→ What you have to do: Each record below must be reproduced exactly as it reads, with its images omitted.

(Data excerpts)
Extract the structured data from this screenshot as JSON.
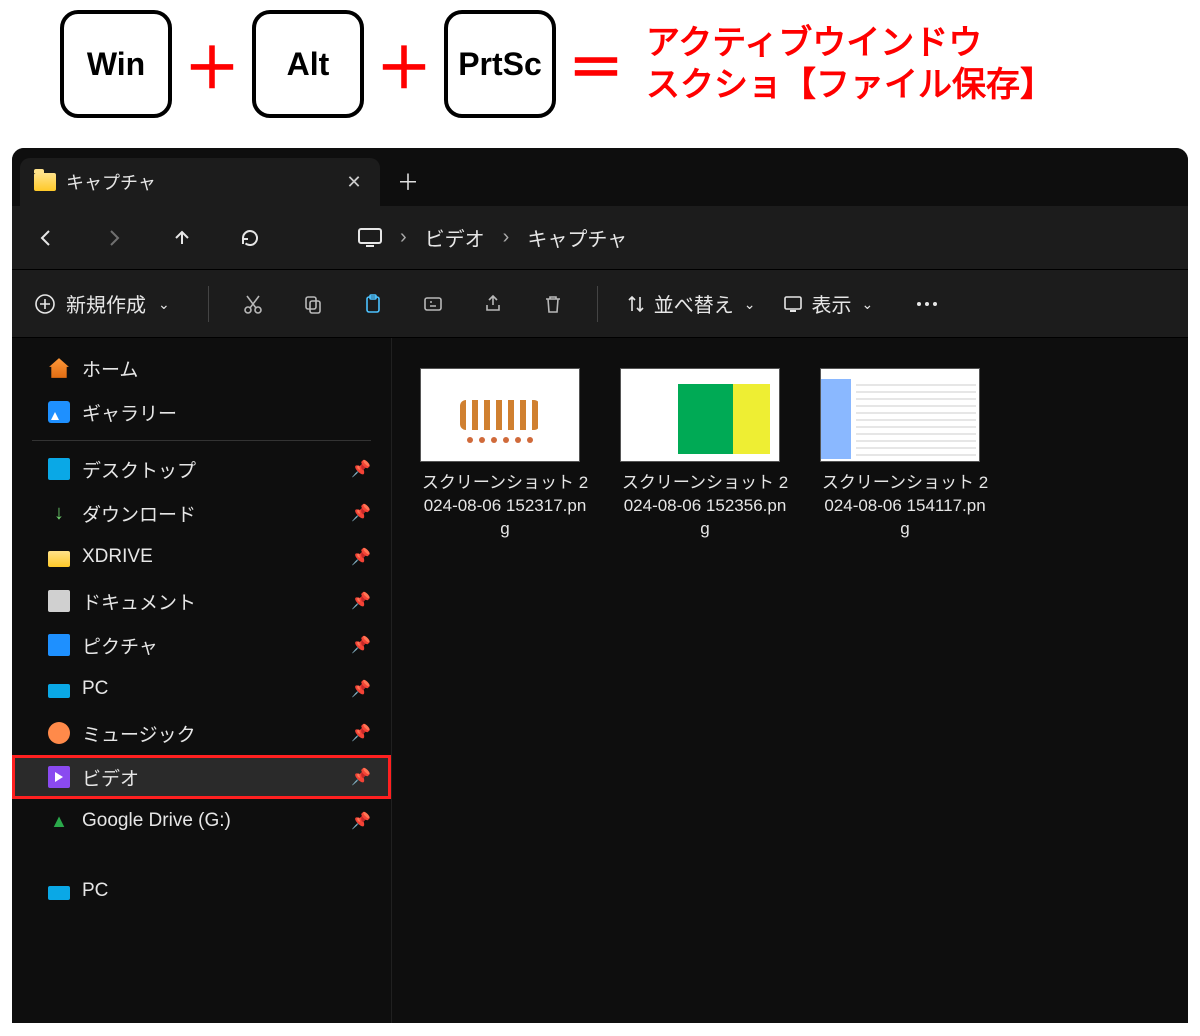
{
  "shortcut": {
    "key1": "Win",
    "key2": "Alt",
    "key3": "PrtSc",
    "plus": "＋",
    "equals": "＝",
    "line1": "アクティブウインドウ",
    "line2": "スクショ【ファイル保存】"
  },
  "tab": {
    "title": "キャプチャ"
  },
  "breadcrumb": {
    "seg1": "ビデオ",
    "seg2": "キャプチャ",
    "sep": "›"
  },
  "toolbar": {
    "new_label": "新規作成",
    "sort_label": "並べ替え",
    "view_label": "表示"
  },
  "sidebar": {
    "home": "ホーム",
    "gallery": "ギャラリー",
    "desktop": "デスクトップ",
    "downloads": "ダウンロード",
    "xdrive": "XDRIVE",
    "documents": "ドキュメント",
    "pictures": "ピクチャ",
    "pc1": "PC",
    "music": "ミュージック",
    "video": "ビデオ",
    "gdrive": "Google Drive (G:)",
    "pc2": "PC"
  },
  "files": [
    {
      "name": "スクリーンショット 2024-08-06 152317.png"
    },
    {
      "name": "スクリーンショット 2024-08-06 152356.png"
    },
    {
      "name": "スクリーンショット 2024-08-06 154117.png"
    }
  ]
}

→ Problem solution:
Extract the structured data from this screenshot as JSON.
{
  "shortcut": {
    "key1": "Win",
    "key2": "Alt",
    "key3": "PrtSc",
    "plus": "＋",
    "equals": "＝",
    "line1": "アクティブウインドウ",
    "line2": "スクショ【ファイル保存】"
  },
  "tab": {
    "title": "キャプチャ"
  },
  "breadcrumb": {
    "seg1": "ビデオ",
    "seg2": "キャプチャ",
    "sep": "›"
  },
  "toolbar": {
    "new_label": "新規作成",
    "sort_label": "並べ替え",
    "view_label": "表示"
  },
  "sidebar": {
    "home": "ホーム",
    "gallery": "ギャラリー",
    "desktop": "デスクトップ",
    "downloads": "ダウンロード",
    "xdrive": "XDRIVE",
    "documents": "ドキュメント",
    "pictures": "ピクチャ",
    "pc1": "PC",
    "music": "ミュージック",
    "video": "ビデオ",
    "gdrive": "Google Drive (G:)",
    "pc2": "PC"
  },
  "files": [
    {
      "name": "スクリーンショット 2024-08-06 152317.png"
    },
    {
      "name": "スクリーンショット 2024-08-06 152356.png"
    },
    {
      "name": "スクリーンショット 2024-08-06 154117.png"
    }
  ]
}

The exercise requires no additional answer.